[WHAT YOU SHOULD DO]
Return each record shown beneath, word for word.

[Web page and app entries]

^^^^^^^^

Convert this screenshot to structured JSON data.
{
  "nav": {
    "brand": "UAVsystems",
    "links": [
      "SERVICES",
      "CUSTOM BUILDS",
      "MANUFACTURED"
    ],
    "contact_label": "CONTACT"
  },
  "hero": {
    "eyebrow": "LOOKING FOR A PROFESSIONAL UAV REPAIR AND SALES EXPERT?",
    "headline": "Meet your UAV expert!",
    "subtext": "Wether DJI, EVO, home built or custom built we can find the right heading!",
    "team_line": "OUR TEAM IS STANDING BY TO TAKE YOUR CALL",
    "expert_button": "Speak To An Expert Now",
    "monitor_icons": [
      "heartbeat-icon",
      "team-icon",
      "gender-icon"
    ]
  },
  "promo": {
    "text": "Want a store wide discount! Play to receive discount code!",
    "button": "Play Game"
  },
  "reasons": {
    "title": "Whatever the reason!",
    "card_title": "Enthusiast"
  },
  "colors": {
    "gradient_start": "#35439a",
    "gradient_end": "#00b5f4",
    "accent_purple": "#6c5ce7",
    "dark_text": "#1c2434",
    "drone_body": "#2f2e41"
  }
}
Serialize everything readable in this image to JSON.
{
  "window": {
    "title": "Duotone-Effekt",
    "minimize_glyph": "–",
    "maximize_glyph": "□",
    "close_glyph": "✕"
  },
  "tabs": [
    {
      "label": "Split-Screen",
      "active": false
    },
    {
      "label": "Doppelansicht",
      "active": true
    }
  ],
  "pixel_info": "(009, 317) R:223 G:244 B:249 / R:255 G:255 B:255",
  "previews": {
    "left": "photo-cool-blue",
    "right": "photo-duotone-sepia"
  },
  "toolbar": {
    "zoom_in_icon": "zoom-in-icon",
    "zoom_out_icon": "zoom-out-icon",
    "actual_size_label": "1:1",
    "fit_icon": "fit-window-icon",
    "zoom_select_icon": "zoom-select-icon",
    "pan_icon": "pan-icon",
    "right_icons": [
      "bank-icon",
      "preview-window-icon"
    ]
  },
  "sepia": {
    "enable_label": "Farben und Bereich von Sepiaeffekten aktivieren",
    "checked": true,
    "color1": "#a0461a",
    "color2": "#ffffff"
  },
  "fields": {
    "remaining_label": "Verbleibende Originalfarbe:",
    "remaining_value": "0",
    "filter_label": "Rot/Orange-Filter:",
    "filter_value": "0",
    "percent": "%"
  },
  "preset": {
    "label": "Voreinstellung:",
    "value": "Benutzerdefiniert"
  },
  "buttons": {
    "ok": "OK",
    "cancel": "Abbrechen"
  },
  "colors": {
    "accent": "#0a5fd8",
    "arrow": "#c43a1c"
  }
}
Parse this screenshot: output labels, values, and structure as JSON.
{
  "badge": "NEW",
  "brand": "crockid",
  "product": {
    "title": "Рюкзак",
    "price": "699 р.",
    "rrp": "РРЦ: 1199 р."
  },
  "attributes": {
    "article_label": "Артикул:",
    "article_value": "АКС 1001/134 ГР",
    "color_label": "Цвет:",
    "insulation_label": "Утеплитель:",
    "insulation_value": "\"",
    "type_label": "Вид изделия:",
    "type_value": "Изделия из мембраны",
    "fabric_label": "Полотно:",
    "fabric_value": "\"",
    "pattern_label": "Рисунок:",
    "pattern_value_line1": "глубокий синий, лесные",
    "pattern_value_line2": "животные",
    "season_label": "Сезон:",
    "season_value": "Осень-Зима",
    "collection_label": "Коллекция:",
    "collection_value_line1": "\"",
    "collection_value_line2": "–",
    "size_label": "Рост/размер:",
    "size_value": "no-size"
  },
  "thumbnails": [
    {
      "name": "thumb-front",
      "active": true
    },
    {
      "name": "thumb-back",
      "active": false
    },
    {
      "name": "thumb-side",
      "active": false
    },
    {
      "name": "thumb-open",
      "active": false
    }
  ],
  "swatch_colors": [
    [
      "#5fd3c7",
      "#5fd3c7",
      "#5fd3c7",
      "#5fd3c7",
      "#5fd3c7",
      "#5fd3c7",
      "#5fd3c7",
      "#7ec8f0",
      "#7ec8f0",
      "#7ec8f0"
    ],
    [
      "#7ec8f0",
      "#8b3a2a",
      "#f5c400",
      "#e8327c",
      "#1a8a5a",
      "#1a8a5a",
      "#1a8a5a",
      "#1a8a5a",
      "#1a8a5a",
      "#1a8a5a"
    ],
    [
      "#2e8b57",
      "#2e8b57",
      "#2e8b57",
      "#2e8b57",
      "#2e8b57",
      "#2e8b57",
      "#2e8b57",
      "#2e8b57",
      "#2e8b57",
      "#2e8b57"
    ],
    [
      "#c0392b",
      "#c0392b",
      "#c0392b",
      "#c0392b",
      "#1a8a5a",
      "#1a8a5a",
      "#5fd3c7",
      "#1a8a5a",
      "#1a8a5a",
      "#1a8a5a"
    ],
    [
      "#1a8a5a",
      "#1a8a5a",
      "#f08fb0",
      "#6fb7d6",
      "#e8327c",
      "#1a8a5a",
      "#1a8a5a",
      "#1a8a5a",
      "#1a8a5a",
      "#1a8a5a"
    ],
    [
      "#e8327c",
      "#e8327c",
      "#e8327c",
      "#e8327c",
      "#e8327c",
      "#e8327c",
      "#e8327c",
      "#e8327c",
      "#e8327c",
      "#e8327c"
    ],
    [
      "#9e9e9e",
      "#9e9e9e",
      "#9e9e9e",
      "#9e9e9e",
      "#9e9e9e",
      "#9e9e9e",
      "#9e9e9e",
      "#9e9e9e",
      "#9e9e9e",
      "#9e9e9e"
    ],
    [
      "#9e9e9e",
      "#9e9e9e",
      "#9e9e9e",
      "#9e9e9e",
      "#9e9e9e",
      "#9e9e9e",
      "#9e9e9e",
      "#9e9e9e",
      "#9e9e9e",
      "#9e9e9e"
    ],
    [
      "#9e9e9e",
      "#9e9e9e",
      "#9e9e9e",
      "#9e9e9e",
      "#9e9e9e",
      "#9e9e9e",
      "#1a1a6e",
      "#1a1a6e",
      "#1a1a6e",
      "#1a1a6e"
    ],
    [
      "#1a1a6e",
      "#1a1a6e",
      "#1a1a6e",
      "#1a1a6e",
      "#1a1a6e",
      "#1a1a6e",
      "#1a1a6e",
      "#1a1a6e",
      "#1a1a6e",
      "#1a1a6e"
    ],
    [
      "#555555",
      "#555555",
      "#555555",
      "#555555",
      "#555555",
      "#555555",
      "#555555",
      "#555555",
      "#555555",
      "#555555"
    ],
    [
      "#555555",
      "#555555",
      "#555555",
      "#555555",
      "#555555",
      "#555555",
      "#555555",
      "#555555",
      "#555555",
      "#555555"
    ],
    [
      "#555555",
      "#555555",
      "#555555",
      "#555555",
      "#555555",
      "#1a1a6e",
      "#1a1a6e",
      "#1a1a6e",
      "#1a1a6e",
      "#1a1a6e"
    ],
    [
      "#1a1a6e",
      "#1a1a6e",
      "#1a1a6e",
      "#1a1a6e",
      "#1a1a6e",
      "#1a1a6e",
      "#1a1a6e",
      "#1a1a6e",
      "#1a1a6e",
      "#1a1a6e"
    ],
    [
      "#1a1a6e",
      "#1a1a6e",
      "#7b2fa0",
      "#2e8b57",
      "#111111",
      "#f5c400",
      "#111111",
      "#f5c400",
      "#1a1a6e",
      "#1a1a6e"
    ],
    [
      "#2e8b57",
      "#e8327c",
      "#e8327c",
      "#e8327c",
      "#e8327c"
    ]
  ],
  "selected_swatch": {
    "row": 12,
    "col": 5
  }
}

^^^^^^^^

[OUTPUT OF THE EXERCISE]
Convert this screenshot to structured JSON data.
{
  "nav": {
    "brand": "UAVsystems",
    "links": [
      "SERVICES",
      "CUSTOM BUILDS",
      "MANUFACTURED"
    ],
    "contact_label": "CONTACT"
  },
  "hero": {
    "eyebrow": "LOOKING FOR A PROFESSIONAL UAV REPAIR AND SALES EXPERT?",
    "headline": "Meet your UAV expert!",
    "subtext": "Wether DJI, EVO, home built or custom built we can find the right heading!",
    "team_line": "OUR TEAM IS STANDING BY TO TAKE YOUR CALL",
    "expert_button": "Speak To An Expert Now",
    "monitor_icons": [
      "heartbeat-icon",
      "team-icon",
      "gender-icon"
    ]
  },
  "promo": {
    "text": "Want a store wide discount! Play to receive discount code!",
    "button": "Play Game"
  },
  "reasons": {
    "title": "Whatever the reason!",
    "card_title": "Enthusiast"
  },
  "colors": {
    "gradient_start": "#35439a",
    "gradient_end": "#00b5f4",
    "accent_purple": "#6c5ce7",
    "dark_text": "#1c2434",
    "drone_body": "#2f2e41"
  }
}
Serialize everything readable in this image to JSON.
{
  "window": {
    "title": "Duotone-Effekt",
    "minimize_glyph": "–",
    "maximize_glyph": "□",
    "close_glyph": "✕"
  },
  "tabs": [
    {
      "label": "Split-Screen",
      "active": false
    },
    {
      "label": "Doppelansicht",
      "active": true
    }
  ],
  "pixel_info": "(009, 317) R:223 G:244 B:249 / R:255 G:255 B:255",
  "previews": {
    "left": "photo-cool-blue",
    "right": "photo-duotone-sepia"
  },
  "toolbar": {
    "zoom_in_icon": "zoom-in-icon",
    "zoom_out_icon": "zoom-out-icon",
    "actual_size_label": "1:1",
    "fit_icon": "fit-window-icon",
    "zoom_select_icon": "zoom-select-icon",
    "pan_icon": "pan-icon",
    "right_icons": [
      "bank-icon",
      "preview-window-icon"
    ]
  },
  "sepia": {
    "enable_label": "Farben und Bereich von Sepiaeffekten aktivieren",
    "checked": true,
    "color1": "#a0461a",
    "color2": "#ffffff"
  },
  "fields": {
    "remaining_label": "Verbleibende Originalfarbe:",
    "remaining_value": "0",
    "filter_label": "Rot/Orange-Filter:",
    "filter_value": "0",
    "percent": "%"
  },
  "preset": {
    "label": "Voreinstellung:",
    "value": "Benutzerdefiniert"
  },
  "buttons": {
    "ok": "OK",
    "cancel": "Abbrechen"
  },
  "colors": {
    "accent": "#0a5fd8",
    "arrow": "#c43a1c"
  }
}
Parse this screenshot: output labels, values, and structure as JSON.
{
  "badge": "NEW",
  "brand": "crockid",
  "product": {
    "title": "Рюкзак",
    "price": "699 р.",
    "rrp": "РРЦ: 1199 р."
  },
  "attributes": {
    "article_label": "Артикул:",
    "article_value": "АКС 1001/134 ГР",
    "color_label": "Цвет:",
    "insulation_label": "Утеплитель:",
    "insulation_value": "\"",
    "type_label": "Вид изделия:",
    "type_value": "Изделия из мембраны",
    "fabric_label": "Полотно:",
    "fabric_value": "\"",
    "pattern_label": "Рисунок:",
    "pattern_value_line1": "глубокий синий, лесные",
    "pattern_value_line2": "животные",
    "season_label": "Сезон:",
    "season_value": "Осень-Зима",
    "collection_label": "Коллекция:",
    "collection_value_line1": "\"",
    "collection_value_line2": "–",
    "size_label": "Рост/размер:",
    "size_value": "no-size"
  },
  "thumbnails": [
    {
      "name": "thumb-front",
      "active": true
    },
    {
      "name": "thumb-back",
      "active": false
    },
    {
      "name": "thumb-side",
      "active": false
    },
    {
      "name": "thumb-open",
      "active": false
    }
  ],
  "swatch_colors": [
    [
      "#5fd3c7",
      "#5fd3c7",
      "#5fd3c7",
      "#5fd3c7",
      "#5fd3c7",
      "#5fd3c7",
      "#5fd3c7",
      "#7ec8f0",
      "#7ec8f0",
      "#7ec8f0"
    ],
    [
      "#7ec8f0",
      "#8b3a2a",
      "#f5c400",
      "#e8327c",
      "#1a8a5a",
      "#1a8a5a",
      "#1a8a5a",
      "#1a8a5a",
      "#1a8a5a",
      "#1a8a5a"
    ],
    [
      "#2e8b57",
      "#2e8b57",
      "#2e8b57",
      "#2e8b57",
      "#2e8b57",
      "#2e8b57",
      "#2e8b57",
      "#2e8b57",
      "#2e8b57",
      "#2e8b57"
    ],
    [
      "#c0392b",
      "#c0392b",
      "#c0392b",
      "#c0392b",
      "#1a8a5a",
      "#1a8a5a",
      "#5fd3c7",
      "#1a8a5a",
      "#1a8a5a",
      "#1a8a5a"
    ],
    [
      "#1a8a5a",
      "#1a8a5a",
      "#f08fb0",
      "#6fb7d6",
      "#e8327c",
      "#1a8a5a",
      "#1a8a5a",
      "#1a8a5a",
      "#1a8a5a",
      "#1a8a5a"
    ],
    [
      "#e8327c",
      "#e8327c",
      "#e8327c",
      "#e8327c",
      "#e8327c",
      "#e8327c",
      "#e8327c",
      "#e8327c",
      "#e8327c",
      "#e8327c"
    ],
    [
      "#9e9e9e",
      "#9e9e9e",
      "#9e9e9e",
      "#9e9e9e",
      "#9e9e9e",
      "#9e9e9e",
      "#9e9e9e",
      "#9e9e9e",
      "#9e9e9e",
      "#9e9e9e"
    ],
    [
      "#9e9e9e",
      "#9e9e9e",
      "#9e9e9e",
      "#9e9e9e",
      "#9e9e9e",
      "#9e9e9e",
      "#9e9e9e",
      "#9e9e9e",
      "#9e9e9e",
      "#9e9e9e"
    ],
    [
      "#9e9e9e",
      "#9e9e9e",
      "#9e9e9e",
      "#9e9e9e",
      "#9e9e9e",
      "#9e9e9e",
      "#1a1a6e",
      "#1a1a6e",
      "#1a1a6e",
      "#1a1a6e"
    ],
    [
      "#1a1a6e",
      "#1a1a6e",
      "#1a1a6e",
      "#1a1a6e",
      "#1a1a6e",
      "#1a1a6e",
      "#1a1a6e",
      "#1a1a6e",
      "#1a1a6e",
      "#1a1a6e"
    ],
    [
      "#555555",
      "#555555",
      "#555555",
      "#555555",
      "#555555",
      "#555555",
      "#555555",
      "#555555",
      "#555555",
      "#555555"
    ],
    [
      "#555555",
      "#555555",
      "#555555",
      "#555555",
      "#555555",
      "#555555",
      "#555555",
      "#555555",
      "#555555",
      "#555555"
    ],
    [
      "#555555",
      "#555555",
      "#555555",
      "#555555",
      "#555555",
      "#1a1a6e",
      "#1a1a6e",
      "#1a1a6e",
      "#1a1a6e",
      "#1a1a6e"
    ],
    [
      "#1a1a6e",
      "#1a1a6e",
      "#1a1a6e",
      "#1a1a6e",
      "#1a1a6e",
      "#1a1a6e",
      "#1a1a6e",
      "#1a1a6e",
      "#1a1a6e",
      "#1a1a6e"
    ],
    [
      "#1a1a6e",
      "#1a1a6e",
      "#7b2fa0",
      "#2e8b57",
      "#111111",
      "#f5c400",
      "#111111",
      "#f5c400",
      "#1a1a6e",
      "#1a1a6e"
    ],
    [
      "#2e8b57",
      "#e8327c",
      "#e8327c",
      "#e8327c",
      "#e8327c"
    ]
  ],
  "selected_swatch": {
    "row": 12,
    "col": 5
  }
}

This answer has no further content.